Search the material below for the word "正在解压". Copy every line that has it.

------------------------------------------------

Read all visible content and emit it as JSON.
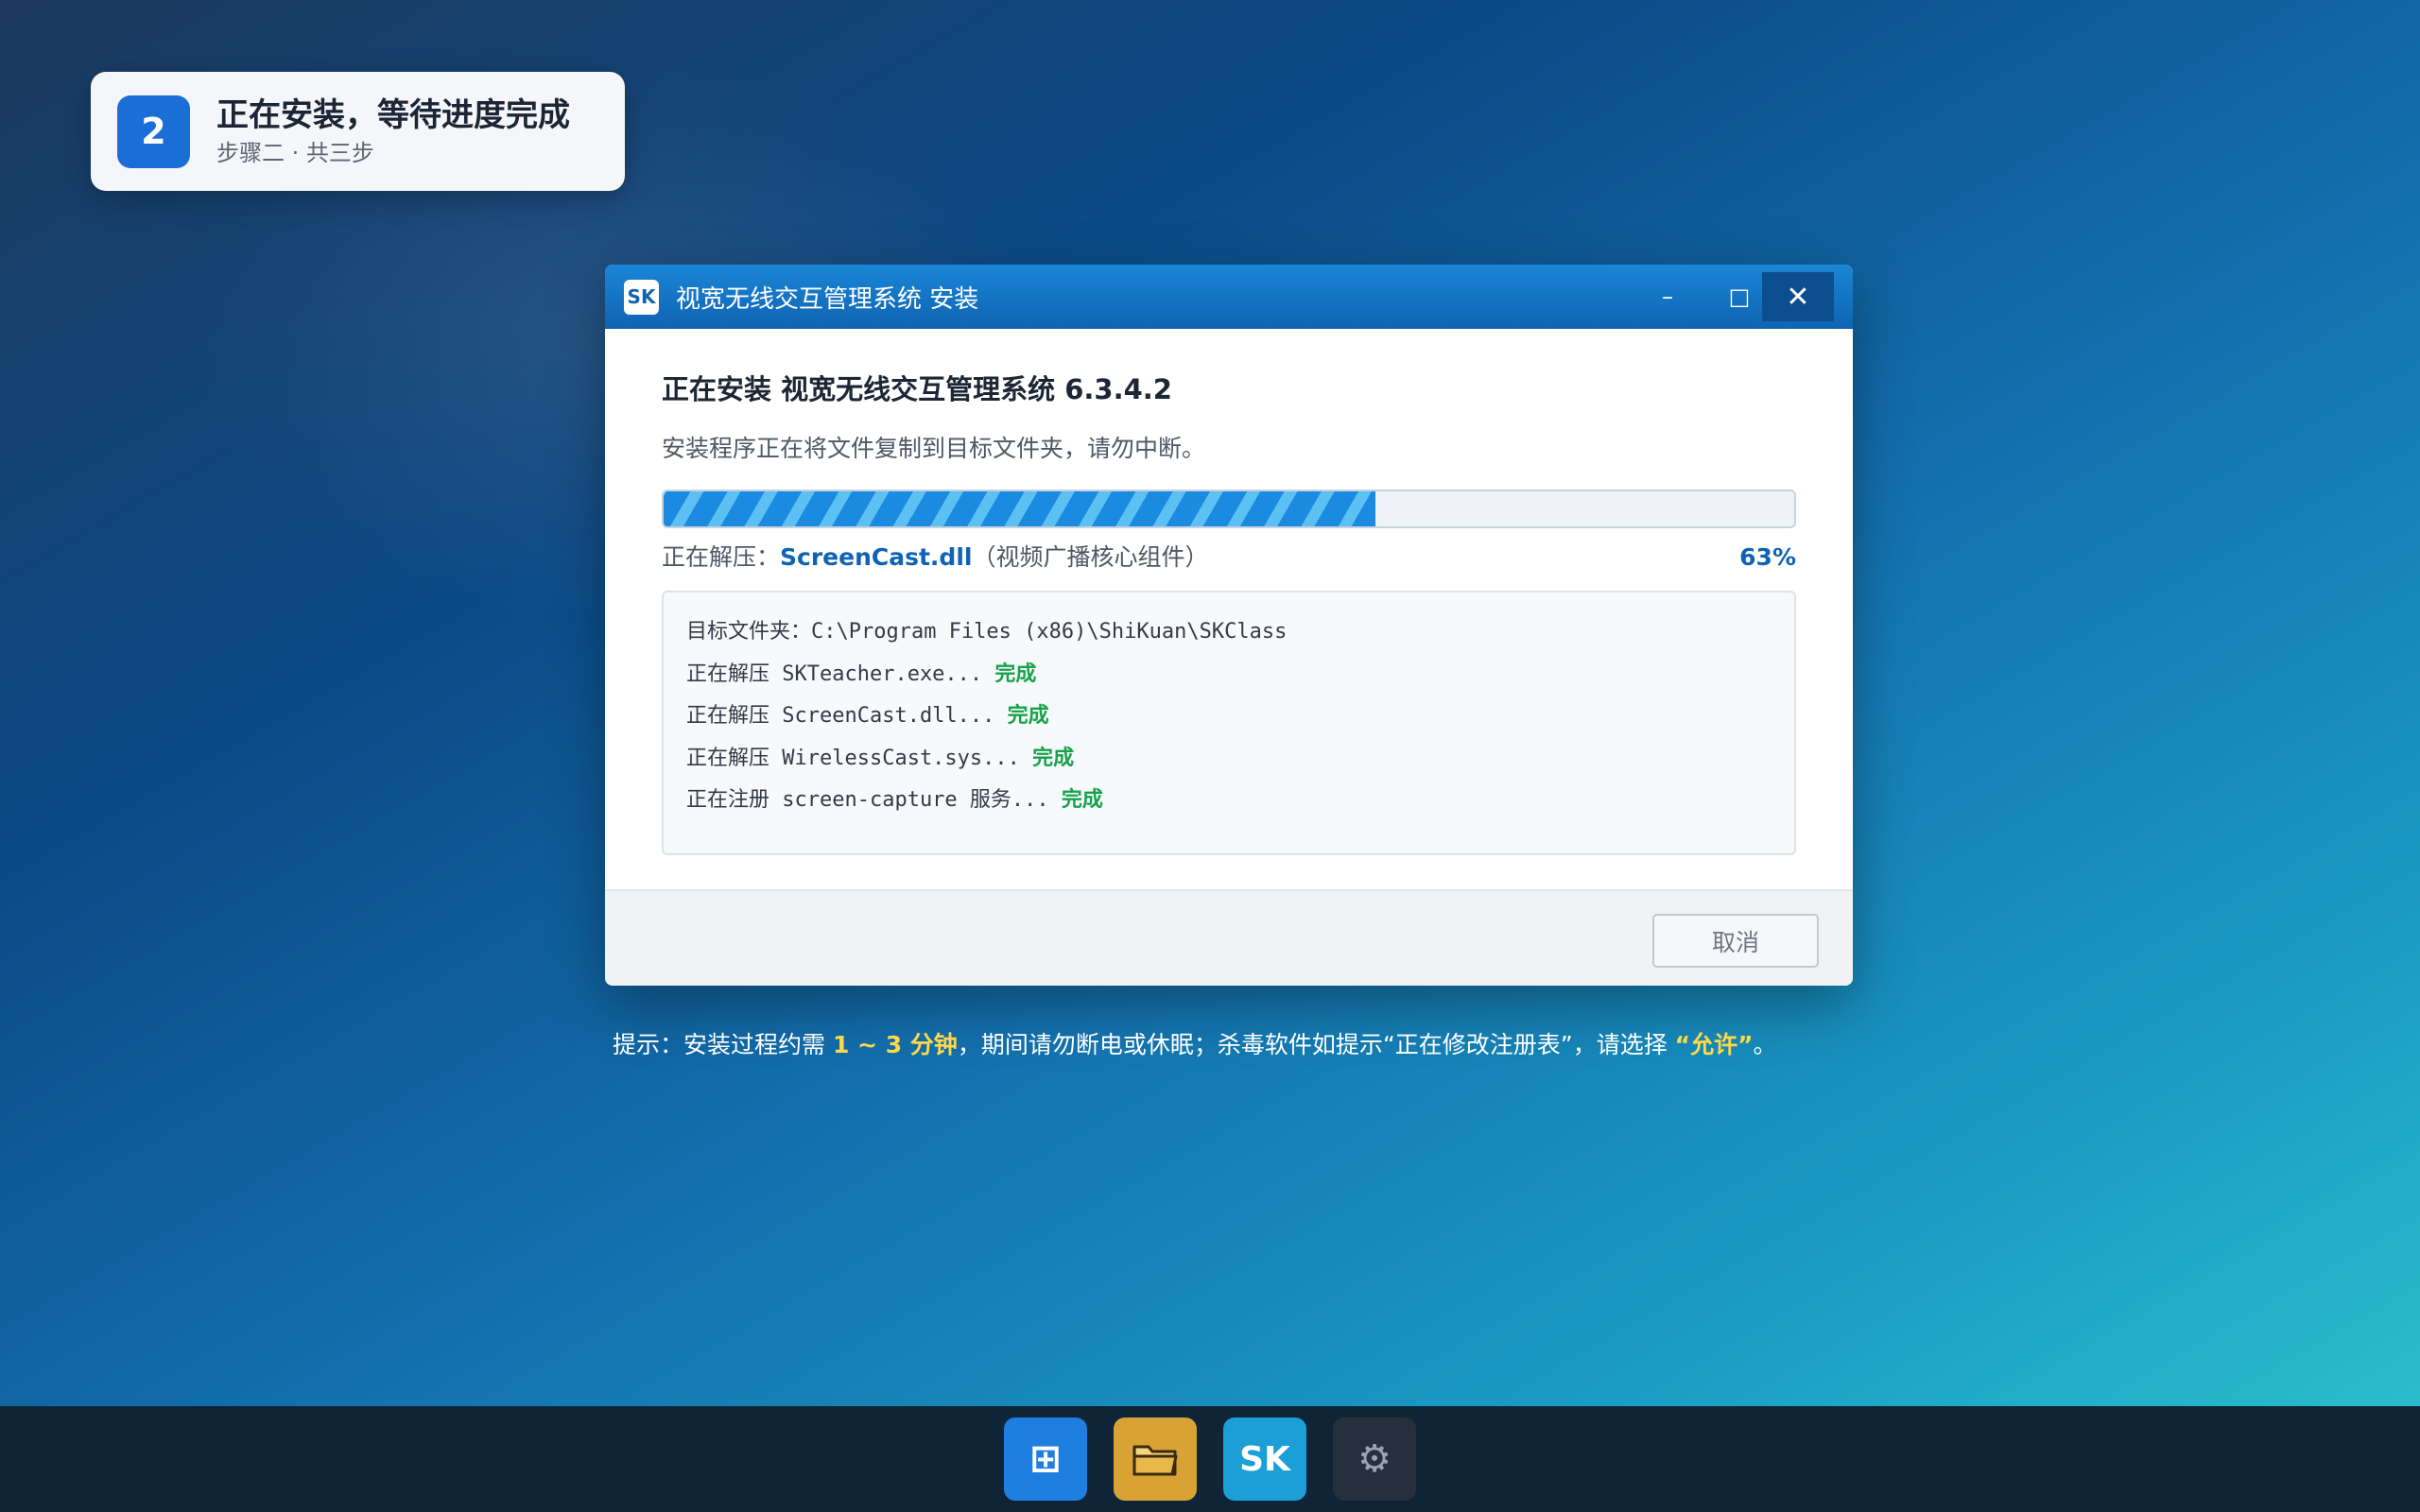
{
  "step": {
    "number": "2",
    "title": "正在安装，等待进度完成",
    "subtitle": "步骤二 · 共三步"
  },
  "window": {
    "badge": "SK",
    "title": "视宽无线交互管理系统 安装",
    "controls": {
      "minimize": "–",
      "maximize": "□",
      "close": "✕"
    }
  },
  "install": {
    "heading": "正在安装 视宽无线交互管理系统 6.3.4.2",
    "description": "安装程序正在将文件复制到目标文件夹，请勿中断。",
    "progress_percent": 63,
    "status_prefix": "正在解压：",
    "status_file": "ScreenCast.dll",
    "status_note": "（视频广播核心组件）",
    "status_percent_label": "63%"
  },
  "log": {
    "lines": [
      {
        "text": "目标文件夹：C:\\Program Files (x86)\\ShiKuan\\SKClass",
        "result": ""
      },
      {
        "text": "正在解压 SKTeacher.exe... ",
        "result": "完成"
      },
      {
        "text": "正在解压 ScreenCast.dll... ",
        "result": "完成"
      },
      {
        "text": "正在解压 WirelessCast.sys... ",
        "result": "完成"
      },
      {
        "text": "正在注册 screen-capture 服务... ",
        "result": "完成"
      }
    ]
  },
  "footer": {
    "cancel_label": "取消"
  },
  "hint": {
    "part1": "提示：安装过程约需 ",
    "highlight1": "1 ~ 3 分钟",
    "part2": "，期间请勿断电或休眠；杀毒软件如提示“正在修改注册表”，请选择 ",
    "highlight2": "“允许”",
    "part3": "。"
  },
  "taskbar": {
    "items": [
      {
        "name": "start",
        "icon": "windows-grid-icon",
        "glyph": "⊞"
      },
      {
        "name": "file-explorer",
        "icon": "folder-icon",
        "glyph": ""
      },
      {
        "name": "skclass",
        "icon": "sk-app-icon",
        "glyph": "SK"
      },
      {
        "name": "settings",
        "icon": "gear-icon",
        "glyph": "⚙"
      }
    ]
  },
  "colors": {
    "accent": "#0f63b3",
    "success": "#16a34a",
    "highlight": "#ffd84a"
  }
}
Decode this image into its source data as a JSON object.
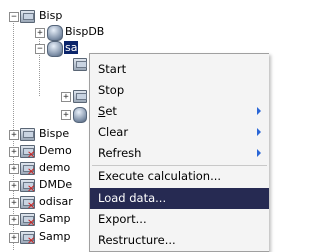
{
  "tree": {
    "root": {
      "label": "Bisp",
      "expander": "−"
    },
    "child_db": {
      "label": "BispDB",
      "expander": "+"
    },
    "selected_db": {
      "label": "sa",
      "expander": "−"
    },
    "other_items": [
      {
        "label": "Bispe",
        "expander": "+"
      },
      {
        "label": "Demo",
        "expander": "+"
      },
      {
        "label": "demo",
        "expander": "+"
      },
      {
        "label": "DMDe",
        "expander": "+"
      },
      {
        "label": "odisar",
        "expander": "+"
      },
      {
        "label": "Samp",
        "expander": "+"
      },
      {
        "label": "Samp",
        "expander": "+"
      }
    ],
    "nested_expanders": [
      "+",
      "+"
    ]
  },
  "context_menu": {
    "items": [
      {
        "label": "Start",
        "submenu": false,
        "highlighted": false
      },
      {
        "label": "Stop",
        "submenu": false,
        "highlighted": false
      },
      {
        "label": "Set",
        "underline": "S",
        "rest": "et",
        "submenu": true,
        "highlighted": false
      },
      {
        "label": "Clear",
        "submenu": true,
        "highlighted": false
      },
      {
        "label": "Refresh",
        "submenu": true,
        "highlighted": false
      },
      {
        "label": "Execute calculation...",
        "submenu": false,
        "highlighted": false
      },
      {
        "label": "Load data...",
        "submenu": false,
        "highlighted": true
      },
      {
        "label": "Export...",
        "submenu": false,
        "highlighted": false
      },
      {
        "label": "Restructure...",
        "submenu": false,
        "highlighted": false
      }
    ]
  },
  "colors": {
    "highlight": "#262a52",
    "submenu_arrow": "#2a66d6",
    "error_x": "#c8201e"
  },
  "icons": {
    "server": "server-icon",
    "database": "database-icon",
    "error": "red-x-icon"
  }
}
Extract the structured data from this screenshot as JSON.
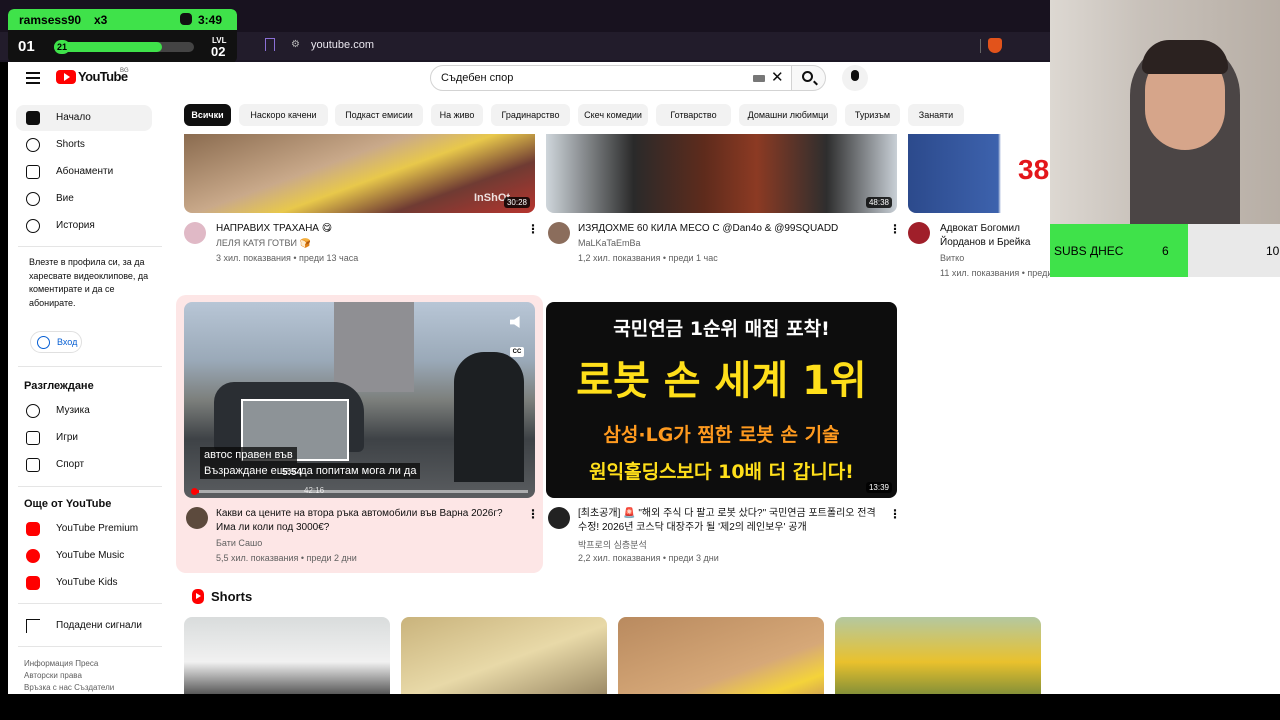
{
  "overlay": {
    "username": "ramsess90",
    "multiplier": "x3",
    "clock": "3:49",
    "left_num": "01",
    "xp_badge": "21",
    "xp_progress_pct": 77,
    "lvl_label": "LVL",
    "lvl_num": "02"
  },
  "browser": {
    "url": "youtube.com"
  },
  "header": {
    "logo_text": "YouTube",
    "region": "BG",
    "search_value": "Съдебен спор"
  },
  "sidebar": {
    "main_items": [
      "Начало",
      "Shorts",
      "Абонаменти",
      "Вие",
      "История"
    ],
    "signin_text": "Влезте в профила си, за да харесвате видеоклипове, да коментирате и да се абонирате.",
    "signin_button": "Вход",
    "explore_heading": "Разглеждане",
    "explore_items": [
      "Музика",
      "Игри",
      "Спорт"
    ],
    "more_heading": "Още от YouTube",
    "more_items": [
      "YouTube Premium",
      "YouTube Music",
      "YouTube Kids"
    ],
    "report": "Подадени сигнали",
    "footer": [
      "Информация Преса",
      "Авторски права",
      "Връзка с нас  Създатели"
    ]
  },
  "chips": [
    "Всички",
    "Наскоро качени",
    "Подкаст емисии",
    "На живо",
    "Градинарство",
    "Скеч комедии",
    "Готварство",
    "Домашни любимци",
    "Туризъм",
    "Занаяти"
  ],
  "videos_row1": [
    {
      "title": "НАПРАВИХ ТРАХАНА 😋",
      "channel": "ЛЕЛЯ КАТЯ ГОТВИ 🍞",
      "meta": "3 хил. показвания • преди 13 часа",
      "duration": "30:28",
      "watermark": "InShOt"
    },
    {
      "title": "ИЗЯДОХМЕ 60 КИЛА МЕСО С @Dan4o & @99SQUADD",
      "channel": "MaLKaTaEmBa",
      "meta": "1,2 хил. показвания • преди 1 час",
      "duration": "48:38"
    },
    {
      "title": "Адвокат Богомил Йорданов и Брейка",
      "channel": "Витко",
      "meta": "11 хил. показвания • преди",
      "badge": "38"
    }
  ],
  "videos_row2": [
    {
      "title": "Какви са цените на втора ръка автомобили във Варна 2026г? Има ли коли под 3000€?",
      "channel": "Бати Сашо",
      "meta": "5,5 хил. показвания • преди 2 дни",
      "subtitle1": "автос             правен във",
      "subtitle2": "Възраждане    ешах да попитам мога ли да",
      "preview_time": "5:54",
      "cc": "CC",
      "progress_time": "42:16"
    },
    {
      "title": "[최초공개] 🚨 \"해외 주식 다 팔고 로봇 샀다?\" 국민연금 포트폴리오 전격 수정! 2026년 코스닥 대장주가 될 '제2의 레인보우' 공개",
      "channel": "박프로의 심층분석",
      "meta": "2,2 хил. показвания • преди 3 дни",
      "duration": "13:39",
      "thumb_lines": [
        "국민연금 1순위 매집 포착!",
        "로봇 손 세계 1위",
        "삼성·LG가 찜한 로봇 손 기술",
        "원익홀딩스보다 10배 더 갑니다!"
      ]
    }
  ],
  "shorts": {
    "heading": "Shorts"
  },
  "subs_widget": {
    "label": "SUBS ДНЕС",
    "value": "6",
    "goal": "10"
  },
  "colors": {
    "accent": "#3fe24a",
    "yt_red": "#ff0000",
    "link": "#065fd4"
  }
}
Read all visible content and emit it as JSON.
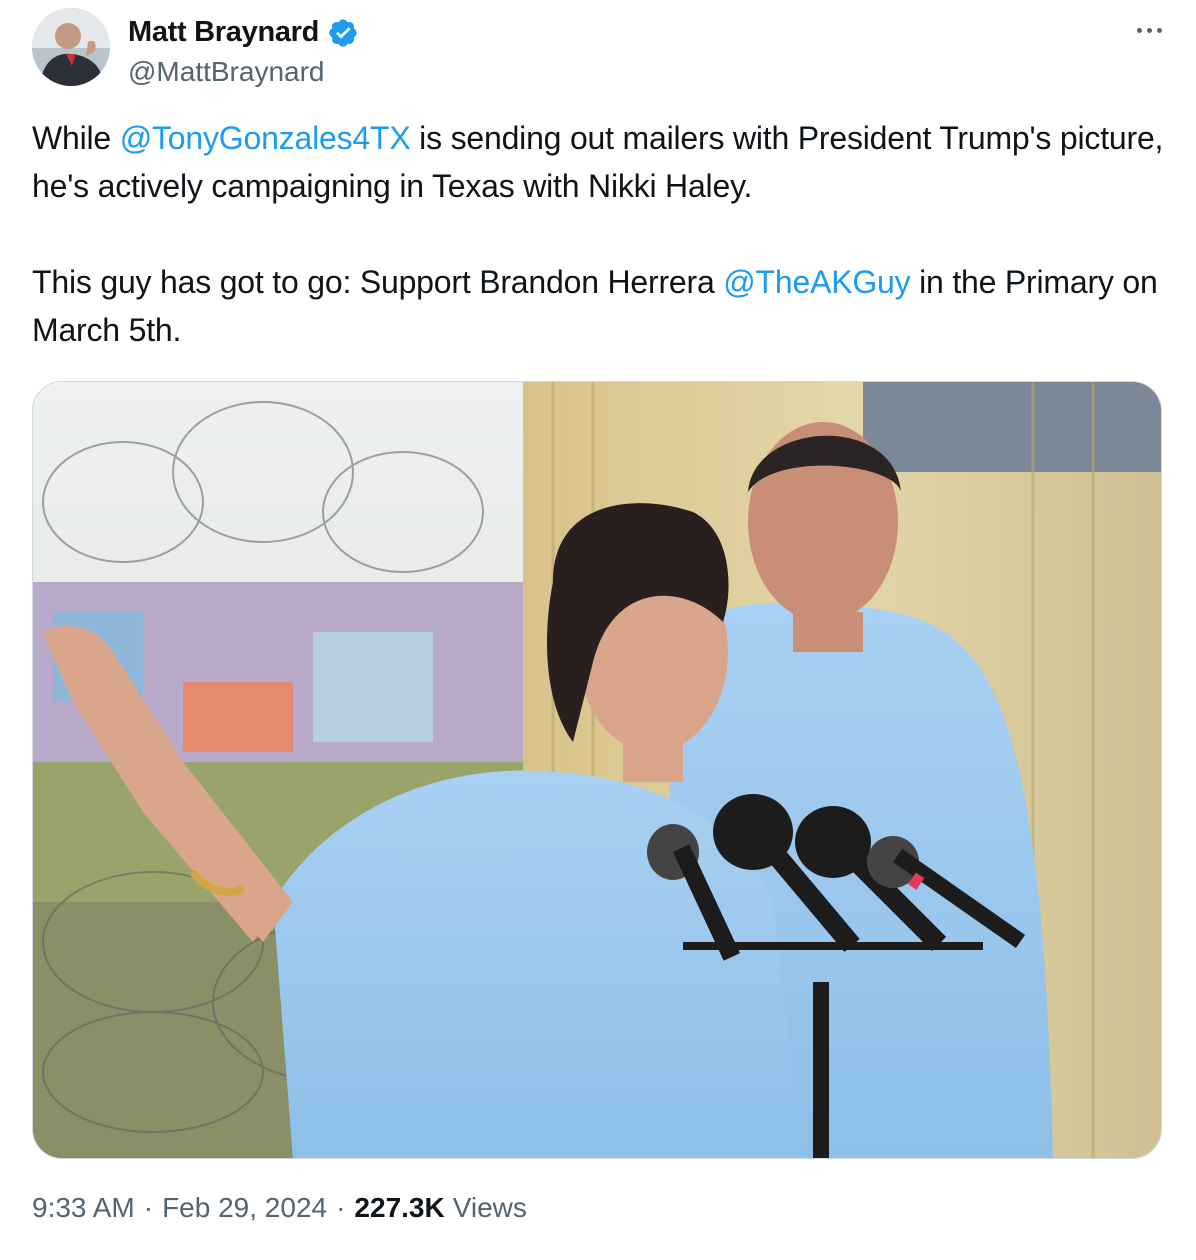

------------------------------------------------

> **Solution for this exercise**
    "status_prefix": "正在解压：",
        "text": "正在解压 SKTeacher.exe... ",
        "text": "正在解压 ScreenCast.dll... ",
        "text": "正在解压 WirelessCast.sys... ",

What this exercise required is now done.